→ Instructions for the task: Using the data below, gather each line that includes the word "deadline".

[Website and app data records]
+++++

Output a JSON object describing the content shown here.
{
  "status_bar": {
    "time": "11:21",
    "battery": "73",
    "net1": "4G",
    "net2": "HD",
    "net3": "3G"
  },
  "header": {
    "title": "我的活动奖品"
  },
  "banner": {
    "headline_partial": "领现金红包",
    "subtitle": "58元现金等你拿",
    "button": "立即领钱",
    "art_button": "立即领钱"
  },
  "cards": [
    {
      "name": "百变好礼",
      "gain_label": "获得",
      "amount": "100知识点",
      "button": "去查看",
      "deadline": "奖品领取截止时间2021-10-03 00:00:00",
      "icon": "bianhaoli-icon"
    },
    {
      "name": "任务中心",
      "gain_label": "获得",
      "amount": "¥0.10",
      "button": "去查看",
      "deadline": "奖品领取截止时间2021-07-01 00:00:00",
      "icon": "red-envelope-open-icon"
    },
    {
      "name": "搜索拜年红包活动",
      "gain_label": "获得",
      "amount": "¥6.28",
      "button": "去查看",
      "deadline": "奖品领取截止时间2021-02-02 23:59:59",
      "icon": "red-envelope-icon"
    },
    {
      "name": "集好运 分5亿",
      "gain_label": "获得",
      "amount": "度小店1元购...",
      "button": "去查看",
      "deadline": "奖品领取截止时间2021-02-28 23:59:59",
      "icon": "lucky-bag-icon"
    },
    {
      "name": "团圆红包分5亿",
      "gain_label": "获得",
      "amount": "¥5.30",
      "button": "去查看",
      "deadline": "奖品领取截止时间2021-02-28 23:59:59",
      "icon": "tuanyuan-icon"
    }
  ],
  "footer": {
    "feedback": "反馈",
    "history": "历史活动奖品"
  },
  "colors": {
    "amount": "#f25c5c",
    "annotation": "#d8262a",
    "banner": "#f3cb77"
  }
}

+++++

→ Written answer:
      "deadline": "奖品领取截止时间2021-10-03 00:00:00",
      "deadline": "奖品领取截止时间2021-07-01 00:00:00",
      "deadline": "奖品领取截止时间2021-02-02 23:59:59",
      "deadline": "奖品领取截止时间2021-02-28 23:59:59",
      "deadline": "奖品领取截止时间2021-02-28 23:59:59",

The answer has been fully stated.